EXERCISE OBJECTIVE: Say only how many lines in the entries below contain the word "initial".

Records from a data collection
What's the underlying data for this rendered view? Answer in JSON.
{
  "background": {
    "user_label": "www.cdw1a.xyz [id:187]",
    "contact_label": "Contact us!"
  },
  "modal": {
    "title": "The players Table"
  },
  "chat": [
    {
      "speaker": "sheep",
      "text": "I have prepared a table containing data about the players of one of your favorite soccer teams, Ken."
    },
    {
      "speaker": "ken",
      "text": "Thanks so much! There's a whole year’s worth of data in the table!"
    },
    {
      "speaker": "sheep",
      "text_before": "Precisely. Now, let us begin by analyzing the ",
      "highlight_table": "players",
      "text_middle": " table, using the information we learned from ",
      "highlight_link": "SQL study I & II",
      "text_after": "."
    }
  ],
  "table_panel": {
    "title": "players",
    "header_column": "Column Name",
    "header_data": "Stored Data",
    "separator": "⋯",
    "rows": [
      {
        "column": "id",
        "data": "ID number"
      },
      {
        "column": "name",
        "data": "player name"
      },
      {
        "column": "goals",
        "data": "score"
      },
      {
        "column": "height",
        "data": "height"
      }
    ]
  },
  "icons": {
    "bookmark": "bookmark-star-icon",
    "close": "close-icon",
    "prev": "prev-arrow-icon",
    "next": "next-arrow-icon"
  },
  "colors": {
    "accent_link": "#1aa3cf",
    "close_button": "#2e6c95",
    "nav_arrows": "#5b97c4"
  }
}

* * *

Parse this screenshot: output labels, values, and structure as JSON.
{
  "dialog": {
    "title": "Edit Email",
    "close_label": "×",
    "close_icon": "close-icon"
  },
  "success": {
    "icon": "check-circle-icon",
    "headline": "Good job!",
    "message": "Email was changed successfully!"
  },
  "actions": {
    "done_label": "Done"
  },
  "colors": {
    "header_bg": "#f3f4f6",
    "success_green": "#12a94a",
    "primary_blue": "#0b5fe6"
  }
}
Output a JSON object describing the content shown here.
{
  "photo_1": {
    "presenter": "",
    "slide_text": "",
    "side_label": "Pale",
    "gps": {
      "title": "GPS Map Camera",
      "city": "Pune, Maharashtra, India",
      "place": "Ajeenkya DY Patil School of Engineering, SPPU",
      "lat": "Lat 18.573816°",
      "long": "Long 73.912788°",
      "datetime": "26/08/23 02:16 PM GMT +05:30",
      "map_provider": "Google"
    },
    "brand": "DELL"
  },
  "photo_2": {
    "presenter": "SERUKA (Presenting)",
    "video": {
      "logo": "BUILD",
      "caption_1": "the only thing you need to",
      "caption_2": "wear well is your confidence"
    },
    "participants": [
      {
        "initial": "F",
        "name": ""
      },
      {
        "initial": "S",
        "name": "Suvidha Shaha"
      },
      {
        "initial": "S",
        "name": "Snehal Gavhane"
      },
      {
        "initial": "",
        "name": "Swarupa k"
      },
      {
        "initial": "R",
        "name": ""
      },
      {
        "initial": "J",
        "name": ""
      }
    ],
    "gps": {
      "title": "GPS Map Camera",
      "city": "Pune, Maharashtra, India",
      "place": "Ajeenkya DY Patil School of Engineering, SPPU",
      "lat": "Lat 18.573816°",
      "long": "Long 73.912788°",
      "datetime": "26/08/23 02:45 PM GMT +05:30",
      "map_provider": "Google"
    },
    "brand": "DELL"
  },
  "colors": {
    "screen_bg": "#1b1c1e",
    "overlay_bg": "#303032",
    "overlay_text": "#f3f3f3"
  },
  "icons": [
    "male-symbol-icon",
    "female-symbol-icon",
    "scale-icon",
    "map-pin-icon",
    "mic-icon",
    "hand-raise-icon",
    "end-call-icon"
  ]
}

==

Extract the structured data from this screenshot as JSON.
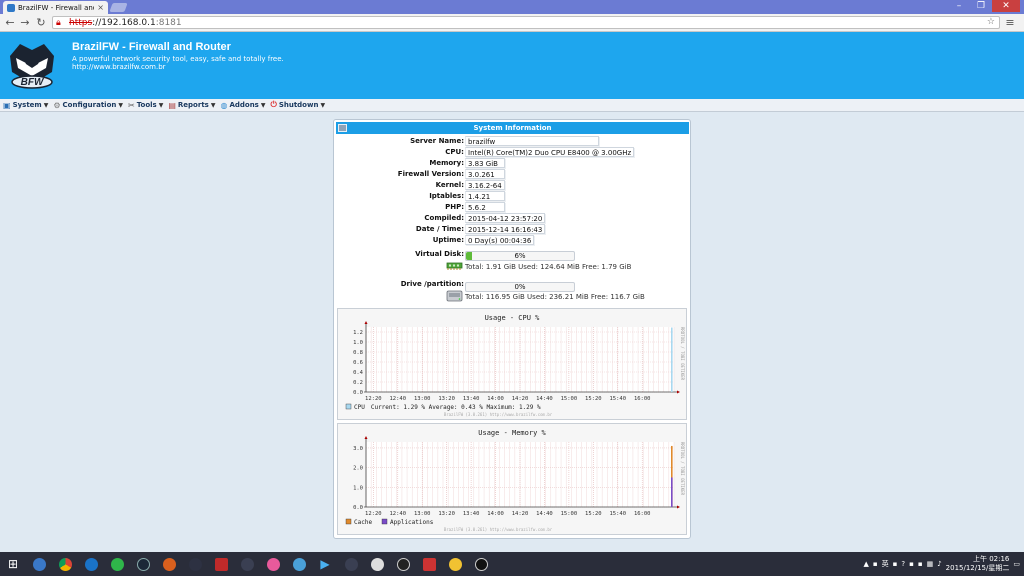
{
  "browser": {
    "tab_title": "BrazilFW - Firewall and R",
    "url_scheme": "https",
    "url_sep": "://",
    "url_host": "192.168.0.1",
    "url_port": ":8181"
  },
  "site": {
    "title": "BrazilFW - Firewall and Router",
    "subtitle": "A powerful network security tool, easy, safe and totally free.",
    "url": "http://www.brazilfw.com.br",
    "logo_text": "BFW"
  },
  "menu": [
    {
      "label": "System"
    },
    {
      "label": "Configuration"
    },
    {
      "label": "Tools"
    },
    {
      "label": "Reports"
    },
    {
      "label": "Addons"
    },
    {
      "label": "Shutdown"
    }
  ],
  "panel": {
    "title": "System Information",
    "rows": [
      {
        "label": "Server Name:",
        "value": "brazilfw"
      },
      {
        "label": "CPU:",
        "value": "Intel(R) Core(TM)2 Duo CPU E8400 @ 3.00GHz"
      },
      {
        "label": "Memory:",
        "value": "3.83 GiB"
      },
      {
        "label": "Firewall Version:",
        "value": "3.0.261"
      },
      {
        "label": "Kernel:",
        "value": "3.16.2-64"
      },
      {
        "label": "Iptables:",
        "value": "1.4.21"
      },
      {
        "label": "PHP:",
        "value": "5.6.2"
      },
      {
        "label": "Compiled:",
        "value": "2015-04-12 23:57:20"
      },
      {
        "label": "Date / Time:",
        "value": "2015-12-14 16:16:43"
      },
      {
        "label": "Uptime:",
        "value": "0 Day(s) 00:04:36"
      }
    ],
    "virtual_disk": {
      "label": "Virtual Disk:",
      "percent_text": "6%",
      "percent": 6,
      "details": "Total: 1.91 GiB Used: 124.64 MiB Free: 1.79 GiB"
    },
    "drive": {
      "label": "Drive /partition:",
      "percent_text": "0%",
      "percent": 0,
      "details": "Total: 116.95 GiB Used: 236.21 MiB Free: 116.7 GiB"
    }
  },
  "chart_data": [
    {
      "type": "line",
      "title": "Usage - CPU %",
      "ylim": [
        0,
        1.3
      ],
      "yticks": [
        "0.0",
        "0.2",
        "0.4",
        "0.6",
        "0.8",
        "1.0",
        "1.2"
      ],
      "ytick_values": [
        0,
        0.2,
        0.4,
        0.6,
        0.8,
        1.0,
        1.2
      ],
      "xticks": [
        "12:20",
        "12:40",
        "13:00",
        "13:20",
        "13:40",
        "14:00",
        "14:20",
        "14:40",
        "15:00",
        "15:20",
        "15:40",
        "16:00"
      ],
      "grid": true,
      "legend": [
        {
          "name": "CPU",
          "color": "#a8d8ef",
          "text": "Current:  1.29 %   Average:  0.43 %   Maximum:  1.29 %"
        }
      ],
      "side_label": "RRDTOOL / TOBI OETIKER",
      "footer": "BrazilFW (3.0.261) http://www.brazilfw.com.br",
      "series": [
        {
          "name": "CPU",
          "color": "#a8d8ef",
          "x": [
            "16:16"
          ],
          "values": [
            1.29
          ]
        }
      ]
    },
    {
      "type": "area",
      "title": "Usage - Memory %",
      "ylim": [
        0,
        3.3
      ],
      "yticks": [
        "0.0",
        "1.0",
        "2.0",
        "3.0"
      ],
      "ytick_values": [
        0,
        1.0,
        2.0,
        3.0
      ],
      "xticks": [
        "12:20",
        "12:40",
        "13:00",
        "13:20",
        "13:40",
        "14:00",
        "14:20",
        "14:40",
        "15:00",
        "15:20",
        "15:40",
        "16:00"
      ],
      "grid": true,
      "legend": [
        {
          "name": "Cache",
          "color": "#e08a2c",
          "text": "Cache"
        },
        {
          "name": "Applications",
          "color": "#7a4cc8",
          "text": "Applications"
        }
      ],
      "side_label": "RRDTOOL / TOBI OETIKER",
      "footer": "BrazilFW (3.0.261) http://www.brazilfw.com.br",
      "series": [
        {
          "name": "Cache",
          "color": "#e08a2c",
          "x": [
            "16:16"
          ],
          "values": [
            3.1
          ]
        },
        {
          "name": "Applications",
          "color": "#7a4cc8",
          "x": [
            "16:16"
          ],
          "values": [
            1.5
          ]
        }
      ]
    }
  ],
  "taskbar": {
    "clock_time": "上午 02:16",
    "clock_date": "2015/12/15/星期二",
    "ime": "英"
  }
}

SOLUTION FOR THIS PROBLEM: 6